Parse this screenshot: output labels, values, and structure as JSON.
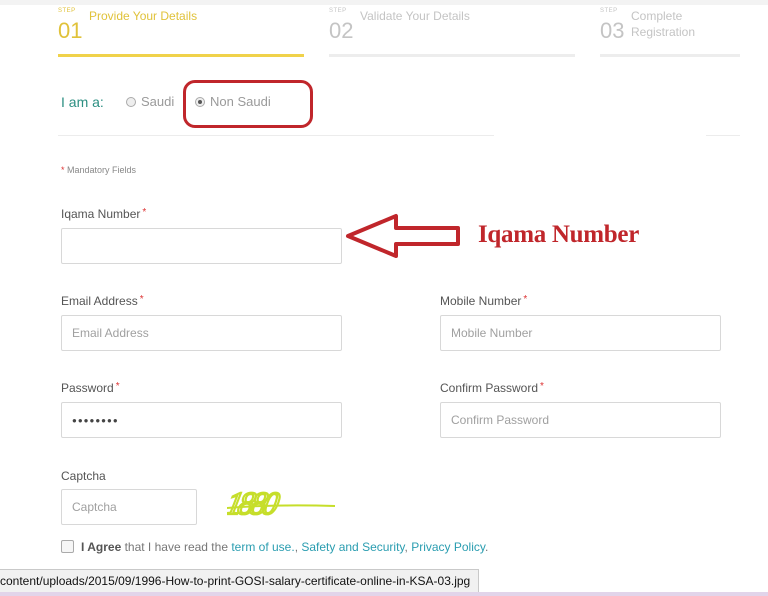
{
  "steps": [
    {
      "tiny": "STEP",
      "number": "01",
      "title": "Provide Your Details",
      "active": true
    },
    {
      "tiny": "STEP",
      "number": "02",
      "title": "Validate Your Details",
      "active": false
    },
    {
      "tiny": "STEP",
      "number": "03",
      "title": "Complete Registration",
      "active": false
    }
  ],
  "nationality": {
    "label": "I am a:",
    "options": [
      {
        "label": "Saudi",
        "selected": false
      },
      {
        "label": "Non Saudi",
        "selected": true
      }
    ]
  },
  "mandatory": {
    "asterisk": "*",
    "text": "Mandatory Fields"
  },
  "fields": {
    "iqama": {
      "label": "Iqama Number",
      "required": "*",
      "value": "",
      "placeholder": ""
    },
    "email": {
      "label": "Email Address",
      "required": "*",
      "value": "",
      "placeholder": "Email Address"
    },
    "mobile": {
      "label": "Mobile Number",
      "required": "*",
      "value": "",
      "placeholder": "Mobile Number"
    },
    "password": {
      "label": "Password",
      "required": "*",
      "value": "●●●●●●●●",
      "placeholder": ""
    },
    "confirm_password": {
      "label": "Confirm Password",
      "required": "*",
      "value": "",
      "placeholder": "Confirm Password"
    },
    "captcha": {
      "label": "Captcha",
      "value": "",
      "placeholder": "Captcha",
      "image_text": "1880"
    }
  },
  "annotation": {
    "text": "Iqama Number",
    "color": "#c0262b"
  },
  "agree": {
    "strong": "I Agree",
    "text": " that I have read the ",
    "link1": "term of use.",
    "sep1": ", ",
    "link2": "Safety and Security",
    "sep2": ", ",
    "link3": "Privacy Policy",
    "end": "."
  },
  "status_url": "content/uploads/2015/09/1996-How-to-print-GOSI-salary-certificate-online-in-KSA-03.jpg",
  "colors": {
    "accent": "#f0d24a",
    "teal": "#2c8f82",
    "link": "#2a9db0",
    "required": "#dd3333"
  }
}
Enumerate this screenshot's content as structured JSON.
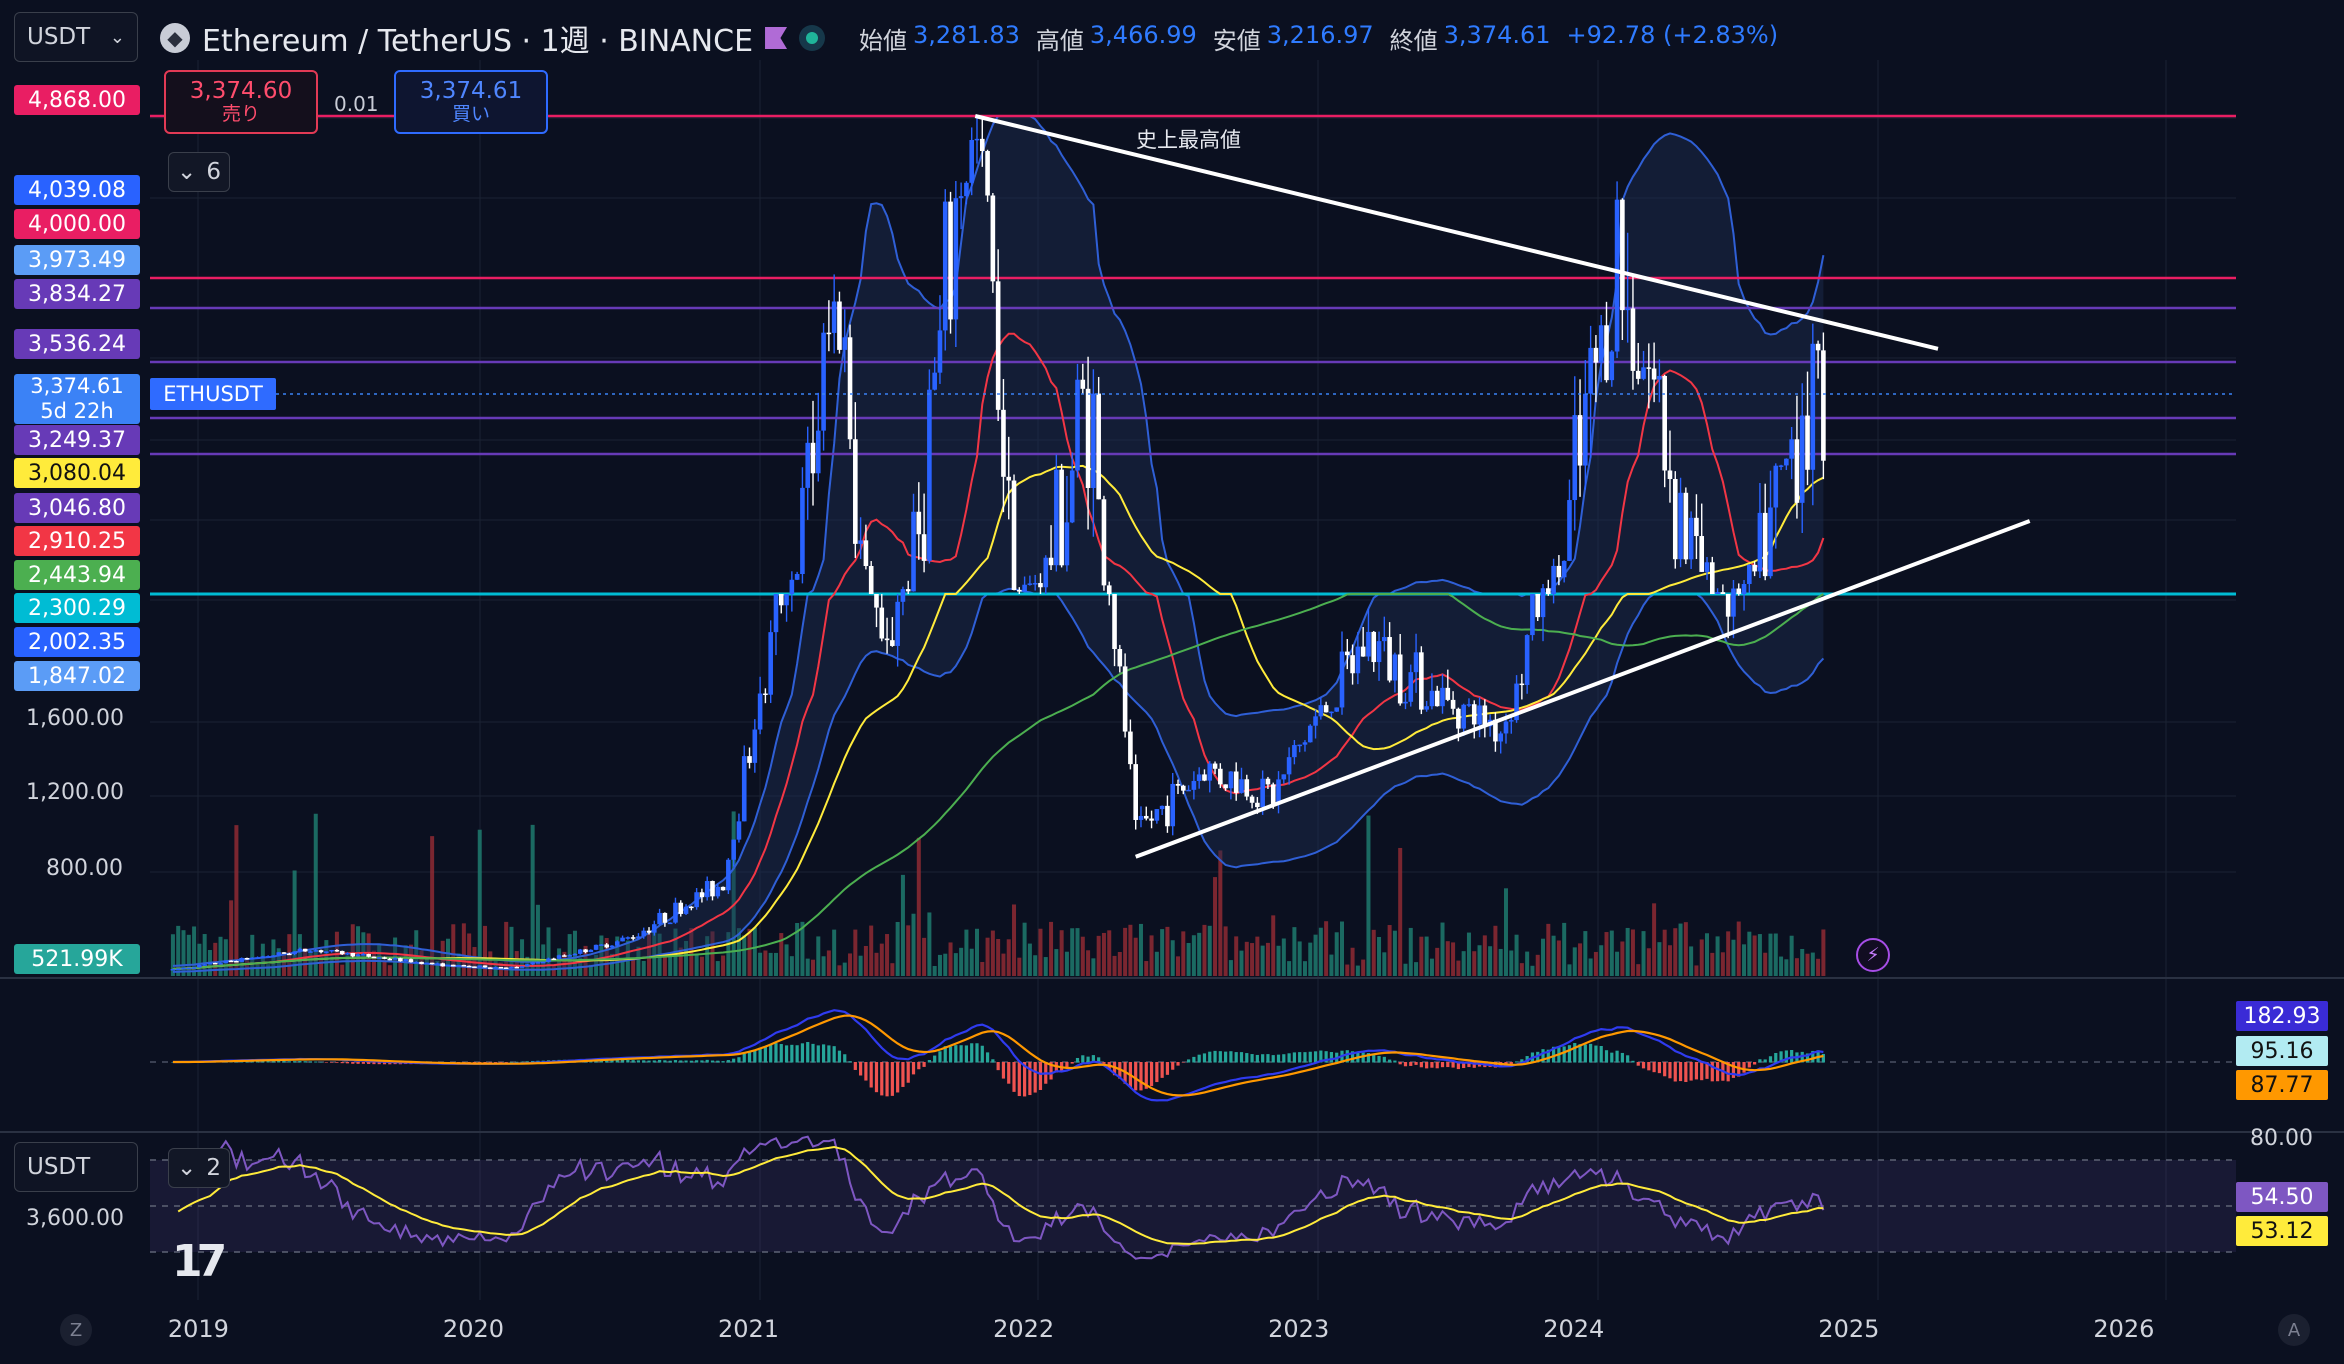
{
  "header": {
    "symbol_select": "USDT",
    "title": "Ethereum / TetherUS · 1週 · BINANCE",
    "ohlc": {
      "open_label": "始値",
      "open": "3,281.83",
      "high_label": "高値",
      "high": "3,466.99",
      "low_label": "安値",
      "low": "3,216.97",
      "close_label": "終値",
      "close": "3,374.61",
      "change": "+92.78 (+2.83%)"
    }
  },
  "trade": {
    "sell_price": "3,374.60",
    "sell_label": "売り",
    "spread": "0.01",
    "buy_price": "3,374.61",
    "buy_label": "買い"
  },
  "indicators_toggle": {
    "count": "6"
  },
  "symbol_tag": "ETHUSDT",
  "annotation": "史上最高値",
  "current_price": {
    "value": "3,374.61",
    "countdown": "5d 22h"
  },
  "price_tags": [
    {
      "value": "4,868.00",
      "color": "#e91e63"
    },
    {
      "value": "4,039.08",
      "color": "#2962ff"
    },
    {
      "value": "4,000.00",
      "color": "#e91e63"
    },
    {
      "value": "3,973.49",
      "color": "#5b9cf6"
    },
    {
      "value": "3,834.27",
      "color": "#673ab7"
    },
    {
      "value": "3,536.24",
      "color": "#673ab7"
    },
    {
      "value": "3,249.37",
      "color": "#673ab7"
    },
    {
      "value": "3,080.04",
      "color": "#ffeb3b"
    },
    {
      "value": "3,046.80",
      "color": "#673ab7"
    },
    {
      "value": "2,910.25",
      "color": "#f23645"
    },
    {
      "value": "2,443.94",
      "color": "#4caf50"
    },
    {
      "value": "2,300.29",
      "color": "#00bcd4"
    },
    {
      "value": "2,002.35",
      "color": "#2962ff"
    },
    {
      "value": "1,847.02",
      "color": "#5b9cf6"
    }
  ],
  "left_axis": [
    "1,600.00",
    "1,200.00",
    "800.00"
  ],
  "volume_tag": "521.99K",
  "macd_tags": [
    {
      "value": "182.93",
      "color": "#3a2bd6"
    },
    {
      "value": "95.16",
      "color": "#b2ebf2"
    },
    {
      "value": "87.77",
      "color": "#ff9800"
    }
  ],
  "rsi": {
    "symbol_select": "USDT",
    "toggle_count": "2",
    "left_value": "3,600.00",
    "levels": [
      "80.00"
    ],
    "tags": [
      {
        "value": "54.50",
        "color": "#7e57c2"
      },
      {
        "value": "53.12",
        "color": "#ffeb3b"
      }
    ]
  },
  "x_axis": [
    "2019",
    "2020",
    "2021",
    "2022",
    "2023",
    "2024",
    "2025",
    "2026"
  ],
  "bottom_icons": {
    "left": "Z",
    "right": "A"
  },
  "colors": {
    "background": "#0b1020",
    "up": "#2962ff",
    "down": "#ffffff",
    "bb": "#2f5fd6",
    "ma_red": "#f23645",
    "ma_yellow": "#ffeb3b",
    "ma_green": "#4caf50",
    "trend_line": "#ffffff",
    "h_pink": "#e91e63",
    "h_purple": "#673ab7",
    "h_cyan": "#00bcd4"
  },
  "chart_data": {
    "type": "candlestick",
    "symbol": "ETHUSDT",
    "interval": "1W",
    "x_range": [
      "2018-11",
      "2026-06"
    ],
    "y_axis_ticks": [
      800,
      1200,
      1600
    ],
    "weekly_close_path": [
      {
        "date": "2018-12",
        "close": 90
      },
      {
        "date": "2019-06",
        "close": 300
      },
      {
        "date": "2019-12",
        "close": 130
      },
      {
        "date": "2020-03",
        "close": 110
      },
      {
        "date": "2020-08",
        "close": 420
      },
      {
        "date": "2020-12",
        "close": 740
      },
      {
        "date": "2021-05",
        "close": 3900
      },
      {
        "date": "2021-07",
        "close": 1900
      },
      {
        "date": "2021-11",
        "close": 4650
      },
      {
        "date": "2022-01",
        "close": 2400
      },
      {
        "date": "2022-04",
        "close": 3450
      },
      {
        "date": "2022-06",
        "close": 1000
      },
      {
        "date": "2022-09",
        "close": 1350
      },
      {
        "date": "2022-12",
        "close": 1200
      },
      {
        "date": "2023-04",
        "close": 2100
      },
      {
        "date": "2023-10",
        "close": 1550
      },
      {
        "date": "2024-03",
        "close": 3950
      },
      {
        "date": "2024-08",
        "close": 2300
      },
      {
        "date": "2024-11",
        "close": 3400
      },
      {
        "date": "2024-12",
        "close": 3374.61
      }
    ],
    "horizontal_levels": [
      4868,
      4000,
      3834.27,
      3536.24,
      3249.37,
      2300.29
    ],
    "trend_lines": [
      {
        "name": "upper",
        "from": {
          "date": "2021-11",
          "price": 4868
        },
        "to": {
          "date": "2025-05",
          "price": 3600
        }
      },
      {
        "name": "lower",
        "from": {
          "date": "2022-06",
          "price": 880
        },
        "to": {
          "date": "2025-09",
          "price": 3000
        }
      }
    ]
  }
}
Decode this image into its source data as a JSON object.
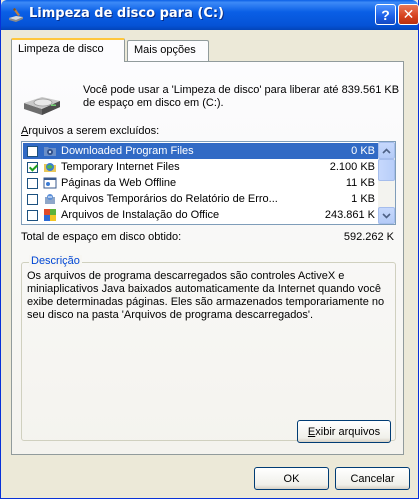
{
  "window": {
    "title": "Limpeza de disco para  (C:)",
    "help_label": "?",
    "close_label": "✕"
  },
  "tabs": [
    {
      "label": "Limpeza de disco",
      "active": true
    },
    {
      "label": "Mais opções",
      "active": false
    }
  ],
  "intro": "Você pode usar a 'Limpeza de disco' para liberar até 839.561 KB de espaço em disco em  (C:).",
  "files_label_prefix": "A",
  "files_label_rest": "rquivos a serem excluídos:",
  "files": [
    {
      "name": "Downloaded Program Files",
      "size": "0 KB",
      "checked": false,
      "selected": true,
      "icon": "folder-gear-icon"
    },
    {
      "name": "Temporary Internet Files",
      "size": "2.100 KB",
      "checked": true,
      "selected": false,
      "icon": "globe-folder-icon"
    },
    {
      "name": "Páginas da Web Offline",
      "size": "11 KB",
      "checked": false,
      "selected": false,
      "icon": "web-page-icon"
    },
    {
      "name": "Arquivos Temporários do Relatório de Erro...",
      "size": "1 KB",
      "checked": false,
      "selected": false,
      "icon": "report-icon"
    },
    {
      "name": "Arquivos de Instalação do Office",
      "size": "243.861 K",
      "checked": false,
      "selected": false,
      "icon": "office-icon"
    }
  ],
  "total_label": "Total de espaço em disco obtido:",
  "total_value": "592.262 K",
  "description_title": "Descrição",
  "description": "Os arquivos de programa descarregados são controles ActiveX e miniaplicativos Java baixados automaticamente da Internet quando você exibe determinadas páginas. Eles são armazenados temporariamente no seu disco na pasta 'Arquivos de programa descarregados'.",
  "buttons": {
    "view_files_prefix": "E",
    "view_files_rest": "xibir arquivos",
    "ok": "OK",
    "cancel": "Cancelar"
  },
  "colors": {
    "titlebar": "#0a5fe6",
    "selection": "#316ac5",
    "group_title": "#0046d5"
  }
}
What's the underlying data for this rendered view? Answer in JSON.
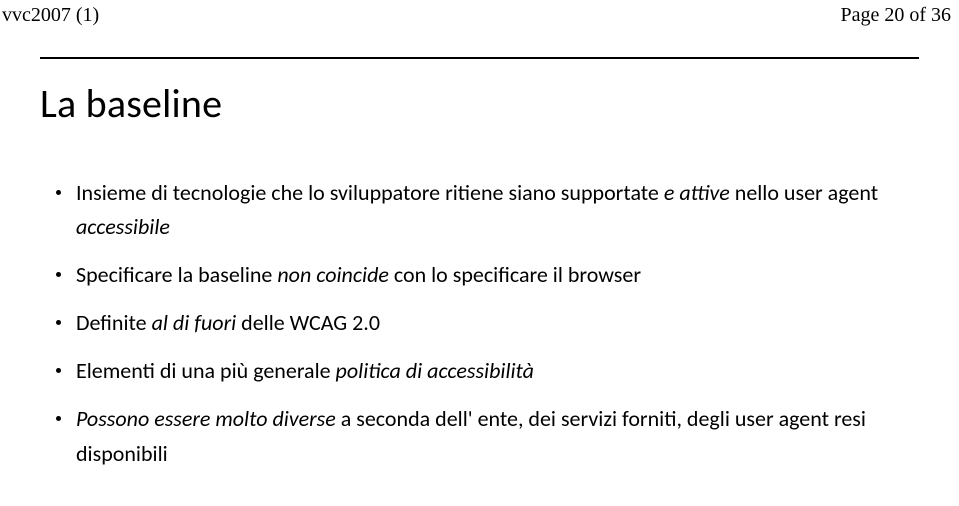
{
  "header": {
    "left": "vvc2007 (1)",
    "right": "Page 20 of 36"
  },
  "title": "La baseline",
  "bullets": [
    {
      "pre": "Insieme di tecnologie che lo sviluppatore ritiene siano supportate ",
      "em1": "e attive",
      "mid": " nello user agent ",
      "em2": "accessibile",
      "post": ""
    },
    {
      "pre": "Specificare la baseline ",
      "em1": "non coincide",
      "mid": " con lo specificare il browser",
      "em2": "",
      "post": ""
    },
    {
      "pre": "Definite ",
      "em1": "al di fuori",
      "mid": " delle WCAG 2.0",
      "em2": "",
      "post": ""
    },
    {
      "pre": "Elementi di una più generale ",
      "em1": "politica di accessibilità",
      "mid": "",
      "em2": "",
      "post": ""
    },
    {
      "pre": "",
      "em1": "Possono essere molto diverse",
      "mid": " a seconda dell' ente, dei servizi forniti, degli user agent resi disponibili",
      "em2": "",
      "post": ""
    }
  ]
}
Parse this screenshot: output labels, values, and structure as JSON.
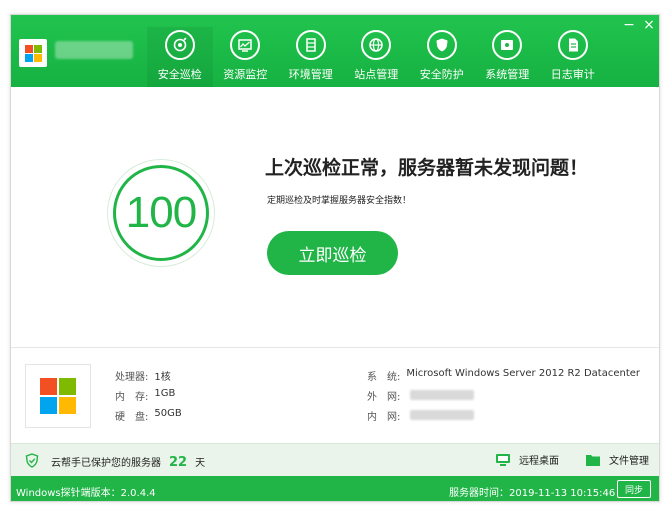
{
  "header": {
    "nav": [
      {
        "label": "安全巡检",
        "icon": "target-icon",
        "active": true
      },
      {
        "label": "资源监控",
        "icon": "monitor-chart-icon",
        "active": false
      },
      {
        "label": "环境管理",
        "icon": "server-stack-icon",
        "active": false
      },
      {
        "label": "站点管理",
        "icon": "globe-icon",
        "active": false
      },
      {
        "label": "安全防护",
        "icon": "shield-icon",
        "active": false
      },
      {
        "label": "系统管理",
        "icon": "system-window-icon",
        "active": false
      },
      {
        "label": "日志审计",
        "icon": "document-icon",
        "active": false
      }
    ],
    "minimize": "−",
    "close": "×"
  },
  "main": {
    "score": "100",
    "title": "上次巡检正常，服务器暂未发现问题！",
    "subtitle": "定期巡检及时掌握服务器安全指数！",
    "scan_button": "立即巡检"
  },
  "info": {
    "cpu_label": "处理器:",
    "cpu_value": "1核",
    "mem_label": "内　存:",
    "mem_value": "1GB",
    "disk_label": "硬　盘:",
    "disk_value": "50GB",
    "os_label": "系　统:",
    "os_value": "Microsoft Windows Server 2012 R2 Datacenter",
    "ext_ip_label": "外　网:",
    "int_ip_label": "内　网:"
  },
  "protect": {
    "prefix": "云帮手已保护您的服务器",
    "days": "22",
    "suffix": "天",
    "remote_desktop": "远程桌面",
    "file_manager": "文件管理"
  },
  "footer": {
    "version": "Windows探针端版本：2.0.4.4",
    "server_time": "服务器时间：2019-11-13 10:15:46",
    "sync": "同步"
  },
  "colors": {
    "brand_green": "#21b548",
    "win_red": "#f25022",
    "win_green": "#7fba00",
    "win_blue": "#00a4ef",
    "win_yellow": "#ffb900"
  }
}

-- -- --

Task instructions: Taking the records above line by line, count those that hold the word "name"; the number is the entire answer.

Result: 7